Directions for this task:
Please state how many lines in the records below contain the word "JSON"; the number alone is the answer.

Available data:
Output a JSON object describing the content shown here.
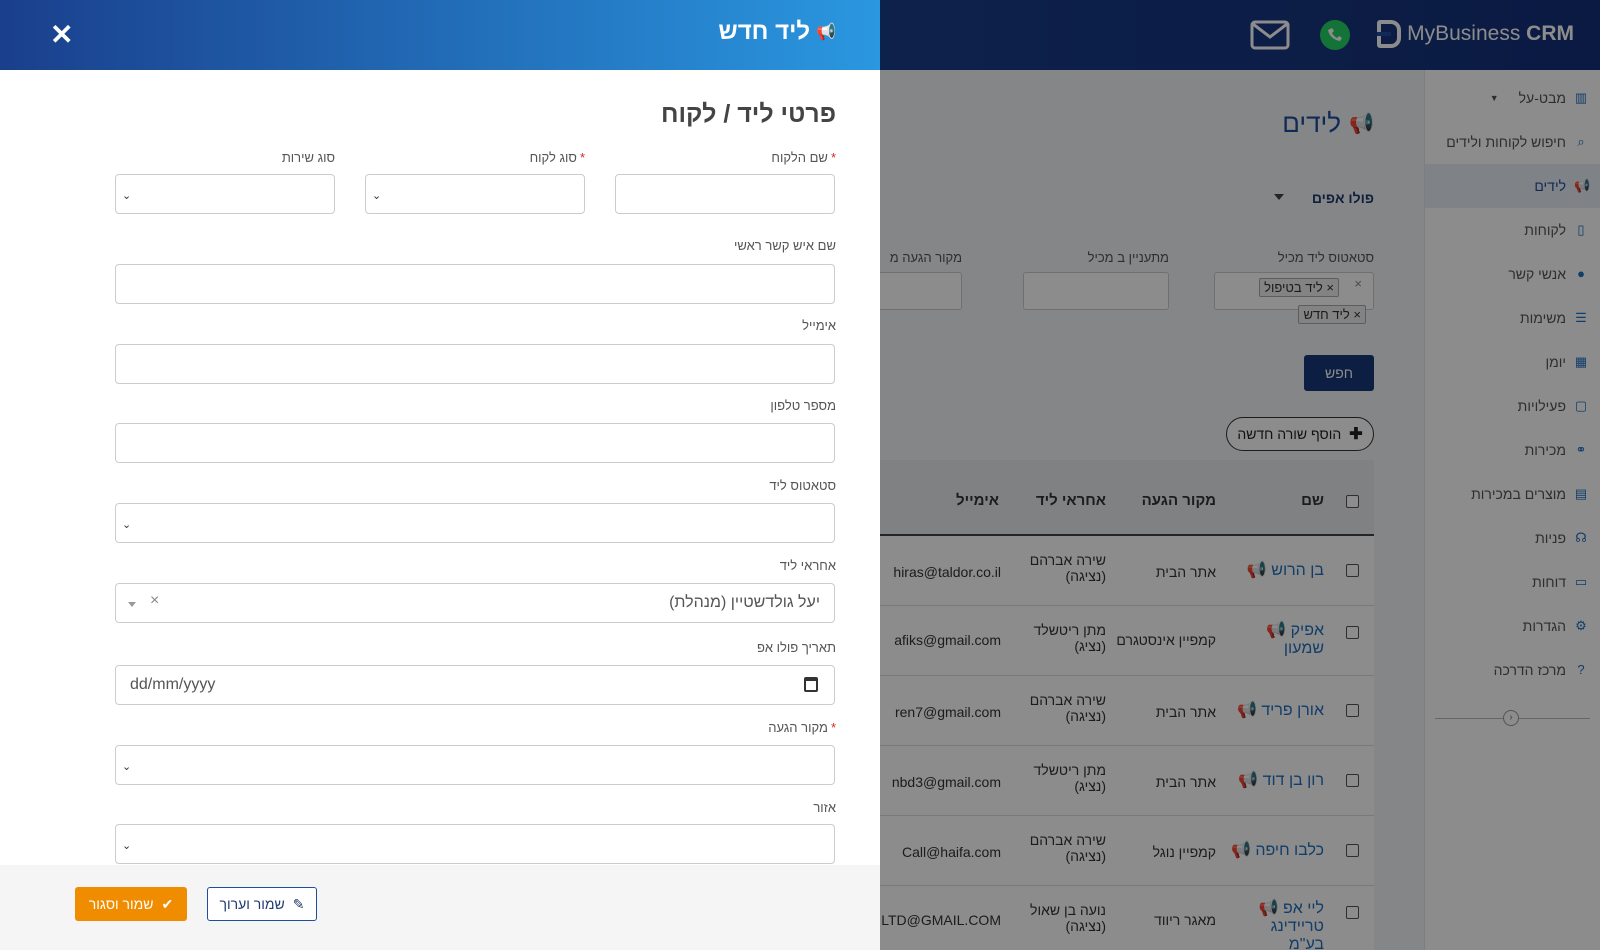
{
  "app": {
    "brand_light": "MyBusiness",
    "brand_bold": "CRM"
  },
  "sidebar": {
    "items": [
      {
        "label": "מבט-על",
        "icon": "bar-chart-icon"
      },
      {
        "label": "חיפוש לקוחות ולידים",
        "icon": "search-icon"
      },
      {
        "label": "לידים",
        "icon": "megaphone-icon",
        "active": true
      },
      {
        "label": "לקוחות",
        "icon": "building-icon"
      },
      {
        "label": "אנשי קשר",
        "icon": "user-icon"
      },
      {
        "label": "משימות",
        "icon": "list-icon"
      },
      {
        "label": "יומן",
        "icon": "calendar-icon"
      },
      {
        "label": "פעילויות",
        "icon": "calendar-icon"
      },
      {
        "label": "מכירות",
        "icon": "handshake-icon"
      },
      {
        "label": "מוצרים במכירות",
        "icon": "barcode-icon"
      },
      {
        "label": "פניות",
        "icon": "headset-icon"
      },
      {
        "label": "דוחות",
        "icon": "file-icon"
      },
      {
        "label": "הגדרות",
        "icon": "gear-icon"
      },
      {
        "label": "מרכז הדרכה",
        "icon": "question-icon"
      }
    ]
  },
  "main": {
    "title": "לידים",
    "followup_label": "פולו אפים",
    "filters": {
      "status_label": "סטאטוס ליד מכיל",
      "interest_label": "מתעניין ב מכיל",
      "source_label": "מקור הגעה מ",
      "tags": [
        "ליד בטיפול",
        "ליד חדש"
      ]
    },
    "search_button": "חפש",
    "add_row_button": "הוסף שורה חדשה",
    "table": {
      "headers": {
        "name": "שם",
        "source": "מקור הגעה",
        "owner": "אחראי ליד",
        "email": "אימייל"
      },
      "rows": [
        {
          "name": "בן הרוש",
          "source": "אתר הבית",
          "owner": "שירה אברהם (נציגה)",
          "email": "hiras@taldor.co.il"
        },
        {
          "name": "אפיק שמעון",
          "source": "קמפיין אינסטגרם",
          "owner": "מתן ריטשלד (נציג)",
          "email": "afiks@gmail.com"
        },
        {
          "name": "אורן פריד",
          "source": "אתר הבית",
          "owner": "שירה אברהם (נציגה)",
          "email": "ren7@gmail.com"
        },
        {
          "name": "רון בן דוד",
          "source": "אתר הבית",
          "owner": "מתן ריטשלד (נציג)",
          "email": "nbd3@gmail.com"
        },
        {
          "name": "כלבו חיפה",
          "source": "קמפיין נוגל",
          "owner": "שירה אברהם (נציגה)",
          "email": "Call@haifa.com"
        },
        {
          "name": "ליי אפ טריידינג בע\"מ",
          "source": "מאגר ריווד",
          "owner": "נועה בן שאול (נציגה)",
          "email": "LTD@GMAIL.COM"
        }
      ]
    }
  },
  "panel": {
    "title": "ליד חדש",
    "section_title": "פרטי ליד / לקוח",
    "fields": {
      "customer_name": "שם הלקוח",
      "customer_type": "סוג לקוח",
      "service_type": "סוג שירות",
      "contact_name": "שם איש קשר ראשי",
      "email": "אימייל",
      "phone": "מספר טלפון",
      "lead_status": "סטאטוס ליד",
      "lead_owner": "אחראי ליד",
      "lead_owner_value": "יעל גולדשטיין (מנהלת)",
      "followup_date": "תאריך פולו אפ",
      "followup_date_placeholder": "dd/mm/yyyy",
      "source": "מקור הגעה",
      "region": "אזור"
    },
    "buttons": {
      "save_close": "שמור וסגור",
      "save_edit": "שמור וערוך"
    }
  }
}
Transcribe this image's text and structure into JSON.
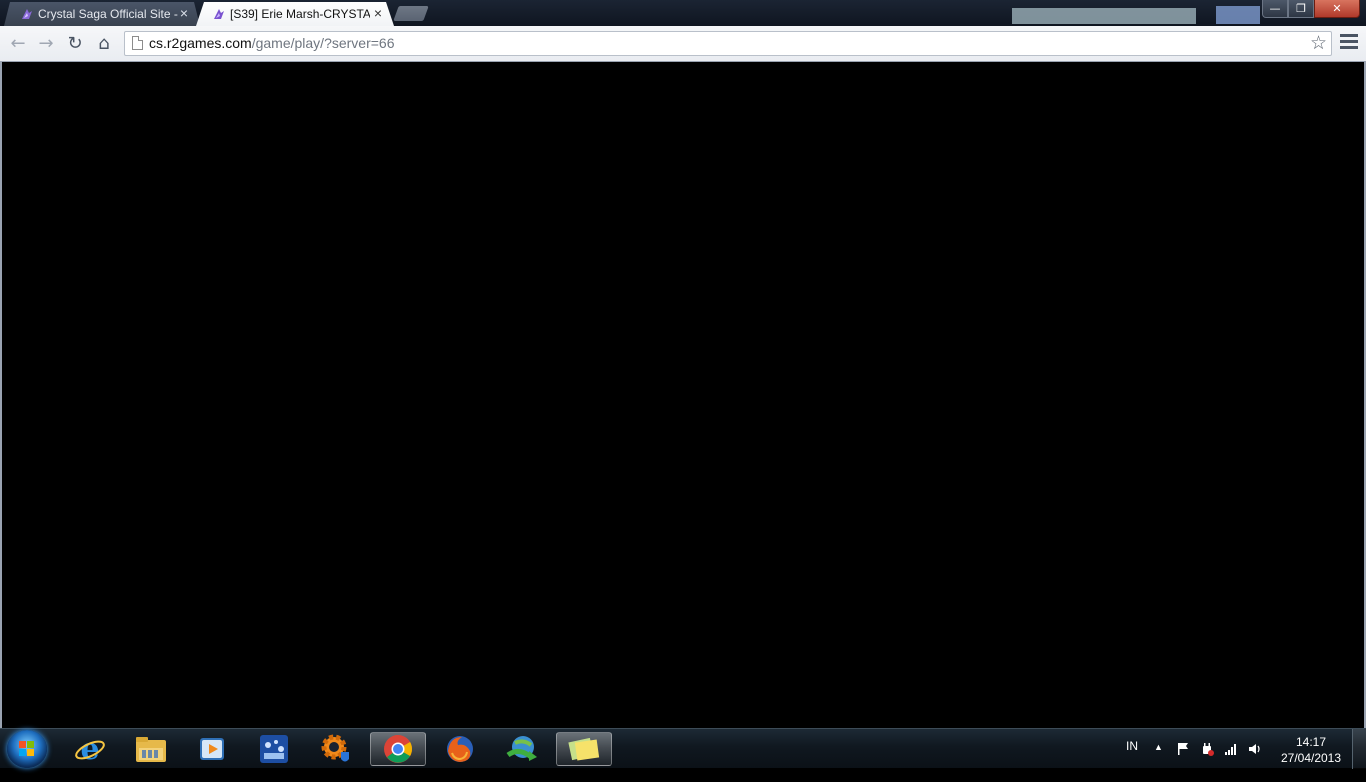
{
  "browser": {
    "tabs": [
      {
        "title": "Crystal Saga Official Site -",
        "active": false,
        "favicon": "crystal-saga-favicon"
      },
      {
        "title": "[S39] Erie Marsh-CRYSTAL",
        "active": true,
        "favicon": "crystal-saga-favicon"
      }
    ],
    "tab_close_glyph": "×",
    "window_buttons": {
      "minimize": "—",
      "maximize": "❐",
      "close": "✕"
    },
    "nav": {
      "back": "←",
      "forward": "→",
      "reload": "↻",
      "home": "⌂"
    },
    "omnibox": {
      "host": "cs.r2games.com",
      "path": "/game/play/?server=66"
    },
    "bookmark_star": "☆"
  },
  "taskbar": {
    "pinned": [
      {
        "name": "internet-explorer-icon",
        "active": false
      },
      {
        "name": "windows-explorer-icon",
        "active": false
      },
      {
        "name": "media-player-icon",
        "active": false
      },
      {
        "name": "movie-maker-icon",
        "active": false
      },
      {
        "name": "system-tool-icon",
        "active": false
      },
      {
        "name": "chrome-icon",
        "active": true
      },
      {
        "name": "firefox-icon",
        "active": false
      },
      {
        "name": "download-manager-icon",
        "active": false
      },
      {
        "name": "sticky-notes-icon",
        "active": true
      }
    ],
    "tray": {
      "language": "IN",
      "show_hidden": "▲",
      "time": "14:17",
      "date": "27/04/2013"
    }
  },
  "colors": {
    "content_bg": "#000000",
    "taskbar_bg": "#101820",
    "tab_active_bg": "#ffffff",
    "close_button": "#c24a37"
  }
}
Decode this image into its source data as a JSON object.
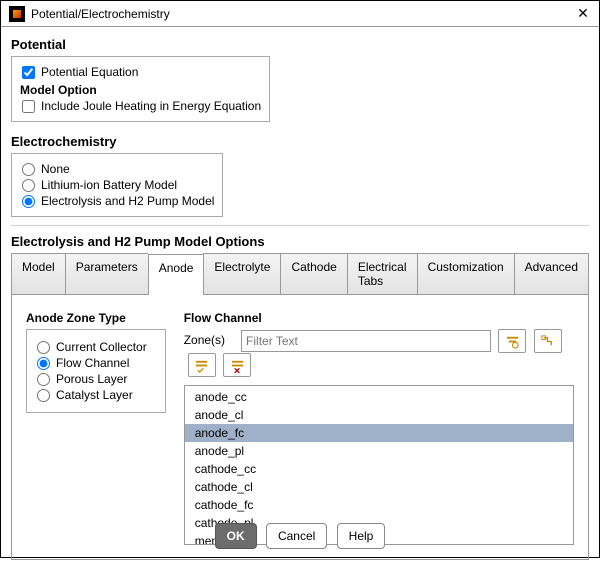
{
  "window": {
    "title": "Potential/Electrochemistry"
  },
  "potential": {
    "title": "Potential",
    "equation_label": "Potential Equation",
    "equation_checked": true,
    "model_option_title": "Model Option",
    "joule_label": "Include Joule Heating in Energy Equation",
    "joule_checked": false
  },
  "electrochem": {
    "title": "Electrochemistry",
    "options": [
      {
        "label": "None",
        "checked": false
      },
      {
        "label": "Lithium-ion Battery Model",
        "checked": false
      },
      {
        "label": "Electrolysis and H2 Pump Model",
        "checked": true
      }
    ]
  },
  "section_title": "Electrolysis and H2 Pump Model Options",
  "tabs": [
    "Model",
    "Parameters",
    "Anode",
    "Electrolyte",
    "Cathode",
    "Electrical Tabs",
    "Customization",
    "Advanced"
  ],
  "active_tab": 2,
  "anode_panel": {
    "zone_type_title": "Anode Zone Type",
    "zone_types": [
      {
        "label": "Current Collector",
        "checked": false
      },
      {
        "label": "Flow Channel",
        "checked": true
      },
      {
        "label": "Porous Layer",
        "checked": false
      },
      {
        "label": "Catalyst Layer",
        "checked": false
      }
    ],
    "flow_channel_title": "Flow Channel",
    "zones_label": "Zone(s)",
    "filter_placeholder": "Filter Text",
    "zones": [
      "anode_cc",
      "anode_cl",
      "anode_fc",
      "anode_pl",
      "cathode_cc",
      "cathode_cl",
      "cathode_fc",
      "cathode_pl",
      "mem"
    ],
    "selected_zone": 2,
    "icon_buttons": [
      "filter-by",
      "toggle-tree",
      "select-all",
      "deselect-all"
    ]
  },
  "footer": {
    "ok": "OK",
    "cancel": "Cancel",
    "help": "Help"
  }
}
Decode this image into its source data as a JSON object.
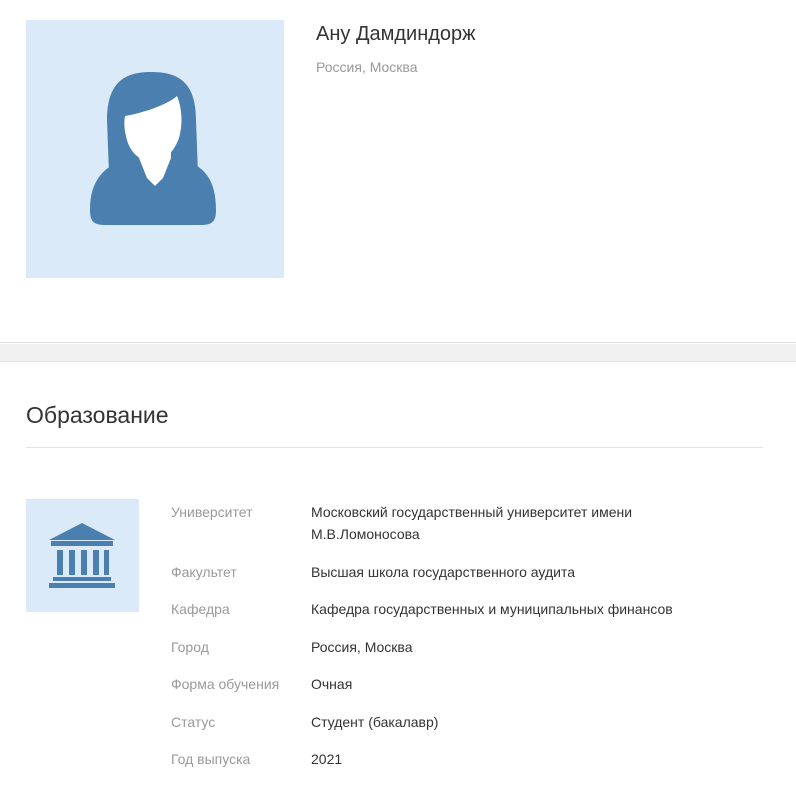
{
  "profile": {
    "name": "Ану Дамдиндорж",
    "location": "Россия, Москва"
  },
  "education": {
    "title": "Образование",
    "rows": [
      {
        "label": "Университет",
        "value": "Московский государственный университет имени М.В.Ломоносова"
      },
      {
        "label": "Факультет",
        "value": "Высшая школа государственного аудита"
      },
      {
        "label": "Кафедра",
        "value": "Кафедра государственных и муниципальных финансов"
      },
      {
        "label": "Город",
        "value": "Россия, Москва"
      },
      {
        "label": "Форма обучения",
        "value": "Очная"
      },
      {
        "label": "Статус",
        "value": "Студент (бакалавр)"
      },
      {
        "label": "Год выпуска",
        "value": "2021"
      }
    ]
  },
  "colors": {
    "icon_blue": "#4a7faf",
    "icon_bg": "#dbeaf8",
    "label_gray": "#999999",
    "text_dark": "#333333"
  },
  "icons": {
    "avatar": "female-user-silhouette-icon",
    "university": "university-building-icon"
  }
}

Your solution:
4